- The reveal: all the datasets have emerged in May
- The purveyor: all four datasets have been listed for sale on the Dark Web by the same account, “peace_of_mind,” who’s known simply as “Peace.”
Just because Peace offered them for sale doesn’t mean that he’s the one responsible for any of the initial breaches. Maybe they were sitting around for years, but maybe they’ve been passed from illicit hand to illicit hand for years.
But as Hunt noted, if all of this adds up to a trend, it’s quite possible that it will continue. If so, we can gird our loins as more enormous breaches surface and for more public releases of data.
Tumblr says it looks like the logins haven’t been used by whoever nabbed them:
We recently learned that a third party had obtained access to a set of Tumblr user email addresses with salted and hashed passwords from early 2013, prior to the acquisition of Tumblr by Yahoo. As soon as we became aware of this, our security team thoroughly investigated the matter.
Our analysis gives us no reason to believe that this information was used to access Tumblr accounts. As a precaution, however, we will be requiring affected Tumblr users to set a new password.
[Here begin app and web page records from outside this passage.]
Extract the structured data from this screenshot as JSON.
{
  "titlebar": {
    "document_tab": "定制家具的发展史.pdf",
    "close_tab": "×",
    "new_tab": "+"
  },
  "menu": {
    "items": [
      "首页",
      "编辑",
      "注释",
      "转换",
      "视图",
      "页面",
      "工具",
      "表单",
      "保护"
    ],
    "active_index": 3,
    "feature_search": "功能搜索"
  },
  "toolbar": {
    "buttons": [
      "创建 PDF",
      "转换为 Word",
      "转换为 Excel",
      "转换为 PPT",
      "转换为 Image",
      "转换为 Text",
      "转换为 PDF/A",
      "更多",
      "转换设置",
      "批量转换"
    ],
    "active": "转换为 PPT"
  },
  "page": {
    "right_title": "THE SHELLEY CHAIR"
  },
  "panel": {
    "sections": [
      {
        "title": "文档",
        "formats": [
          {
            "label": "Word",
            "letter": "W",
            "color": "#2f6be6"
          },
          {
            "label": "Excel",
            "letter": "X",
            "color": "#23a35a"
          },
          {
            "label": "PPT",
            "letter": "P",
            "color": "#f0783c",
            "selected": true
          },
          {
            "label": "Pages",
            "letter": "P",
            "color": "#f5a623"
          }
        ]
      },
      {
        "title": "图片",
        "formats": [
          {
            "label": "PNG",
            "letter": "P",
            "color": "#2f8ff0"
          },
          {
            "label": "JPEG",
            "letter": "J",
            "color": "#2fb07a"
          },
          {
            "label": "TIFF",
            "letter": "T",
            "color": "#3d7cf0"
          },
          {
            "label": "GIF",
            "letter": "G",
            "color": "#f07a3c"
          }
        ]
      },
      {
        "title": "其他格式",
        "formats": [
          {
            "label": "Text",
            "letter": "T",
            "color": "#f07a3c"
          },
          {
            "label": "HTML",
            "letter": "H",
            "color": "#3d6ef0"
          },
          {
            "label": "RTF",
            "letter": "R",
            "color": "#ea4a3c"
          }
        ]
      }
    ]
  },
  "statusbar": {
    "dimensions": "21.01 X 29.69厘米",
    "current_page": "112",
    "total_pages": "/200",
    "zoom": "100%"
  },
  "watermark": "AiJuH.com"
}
Passwords that are securely stored should be salted and hashed (we have a detailed article for techies and an explanation in plain English in our article about the recent MySpace breach), so there’s a bit of a silver lining here.
The salt isn’t a secret cryptographic key – indeed, it’s typically stored along with the final password hash – but instead serves to ensure that if two users pick the same password, they don’t end up with the same hash.
Salting therefore ensures that hash-cracking lists can’t be pre-computed for all users in advance: you’d have to pre-compute a hash list for each possible salt combined with each possible dictionary word.
As with any data breach, those affected should head over to Tumblr to change their passwords immediately.
Finally, if you’ve used the same password in other places (which of course you shouldn’t – and here’s why it matters), you should head to those other sites and change it there – using a unique password for each site.
3 comments on “65 million Tumblr passwords stolen and up for sale”
As usual, my interest lies in detection and prevention. I’m curious how Tumblr found a breach this month that had occurred in 2013. And how it wasn’t detected until now.
The detailed article titled “Serious Security: How to Store Your User’s Passwords Safely” dated 20 Nov 2013 is excellent. I suggest that this article be converted into a PDF Sophos report so that it can be downloaded and studied off line. An excellent article overall.
Thanks. You could just print it to PDF from your browser…would that do the trick?